Isaksen, ISA; Granier, C; Myhre, G; Berntsen, T; Dalsøren, SB; Gauss, M; Klimont, Z; Benestad, R; Bousquet, P; Collins, W; Cox, T; Eyring, V; Fowler, D; Fuzzi, S; Jöckel, P; Laj, P; Lohmann, U; Maione, M; Monks, P; Prevot, ASH; Raes, F et al

Atmospheric Environment

Published date October 1, 2009

Atmospheric composition change: Climate–Chemistry interactions

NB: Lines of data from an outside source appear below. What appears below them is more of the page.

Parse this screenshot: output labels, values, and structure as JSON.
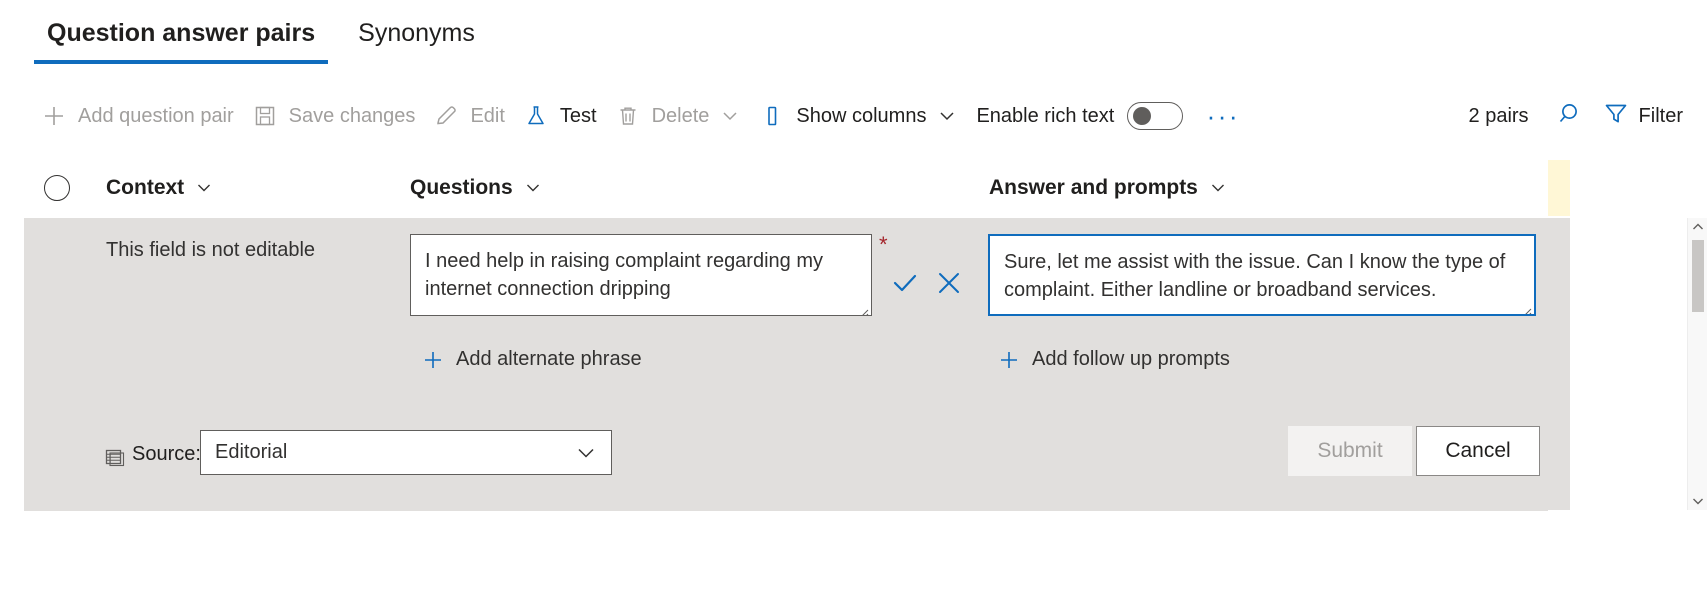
{
  "tabs": [
    {
      "label": "Question answer pairs",
      "active": true
    },
    {
      "label": "Synonyms",
      "active": false
    }
  ],
  "toolbar": {
    "add_question_pair": "Add question pair",
    "save_changes": "Save changes",
    "edit": "Edit",
    "test": "Test",
    "delete": "Delete",
    "show_columns": "Show columns",
    "enable_rich_text": "Enable rich text",
    "rich_text_toggle_state": "off",
    "overflow": "···",
    "pairs_count": "2 pairs",
    "filter": "Filter",
    "icons": {
      "add": "plus-icon",
      "save": "save-disk-icon",
      "edit": "pencil-icon",
      "test": "flask-icon",
      "delete": "trash-icon",
      "show_columns": "column-icon",
      "search": "search-icon",
      "filter": "filter-icon"
    }
  },
  "columns": [
    {
      "label": "Context"
    },
    {
      "label": "Questions"
    },
    {
      "label": "Answer and prompts"
    }
  ],
  "row": {
    "context_notice": "This field is not editable",
    "question_value": "I need help in raising complaint regarding my internet connection dripping",
    "question_required_marker": "*",
    "answer_value": "Sure, let me assist with the issue. Can I know the type of complaint. Either landline or broadband services.",
    "answer_focused": true,
    "add_alternate_phrase": "Add alternate phrase",
    "add_follow_up_prompts": "Add follow up prompts",
    "source_label": "Source:",
    "source_value": "Editorial",
    "source_options": [
      "Editorial"
    ],
    "submit_label": "Submit",
    "submit_disabled": true,
    "cancel_label": "Cancel"
  },
  "colors": {
    "accent": "#0f6cbd",
    "row_selected_bg": "#e1dfdd",
    "required_star": "#a4262c",
    "disabled_text": "#a19f9d"
  }
}
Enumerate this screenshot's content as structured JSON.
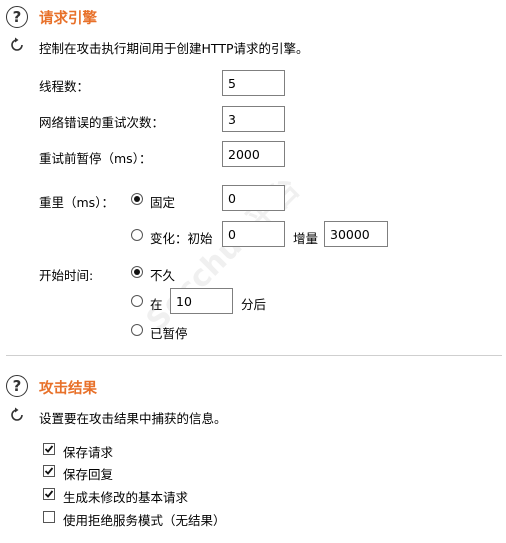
{
  "request_engine": {
    "title": "请求引擎",
    "description": "控制在攻击执行期间用于创建HTTP请求的引擎。",
    "threads_label": "线程数：",
    "threads_value": "5",
    "retries_label": "网络错误的重试次数：",
    "retries_value": "3",
    "pause_label": "重试前暂停（ms）：",
    "pause_value": "2000",
    "throttle_label": "重里（ms）：",
    "throttle_fixed_label": "固定",
    "throttle_fixed_value": "0",
    "throttle_variable_label": "变化：初始",
    "throttle_variable_start": "0",
    "throttle_increment_label": "增量",
    "throttle_increment_value": "30000",
    "start_time_label": "开始时间:",
    "start_immediately_label": "不久",
    "start_in_label": "在",
    "start_in_value": "10",
    "start_in_unit": "分后",
    "start_paused_label": "已暂停"
  },
  "attack_results": {
    "title": "攻击结果",
    "description": "设置要在攻击结果中捕获的信息。",
    "options": [
      {
        "label": "保存请求",
        "checked": true
      },
      {
        "label": "保存回复",
        "checked": true
      },
      {
        "label": "生成未修改的基本请求",
        "checked": true
      },
      {
        "label": "使用拒绝服务模式（无结果）",
        "checked": false
      }
    ]
  },
  "watermark": "Secchub平台"
}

  • States chemically active climate compounds are either primary compounds like methane (CH4), removed by oxidation in the atmosphere, or secondary compounds like ozone (O3), sulfate and organic aerosols, both formed and removed in the atmosphere
  • States man-induced climate–chemistry interaction is a two-way process: emissions of pollutants change the atmospheric composition contributing to climate change through the aforementioned climate components, and climate change, through changes in temperature, dynamics, the hydrological cycle, atmospheric stability, and biosphere-atmosphere interactions, affects the atmospheric composition and oxidation processes in the troposphere
  • States a key factor is the oxidation potential involving compounds like O3and the hydroxyl radical (OH)
  • Identifies several areas where climate change can affect the tropospheric oxidation process and the chemical composition:
    • enhanced stratospheric–tropospheric exchange of ozone
    • more frequent periods with stable conditions favoring pollution build up over industrial areas
    • enhanced temperature induced biogenic emissions
    • methane releases from permafrost thawing, and
    • enhanced concentration through reduced biospheric uptake
  • States emission scenarios for the coming decades have a large uncertainty range, in particular with respect to regional trends, leading to a significant uncertainty range in estimated regional composition changes and climate impact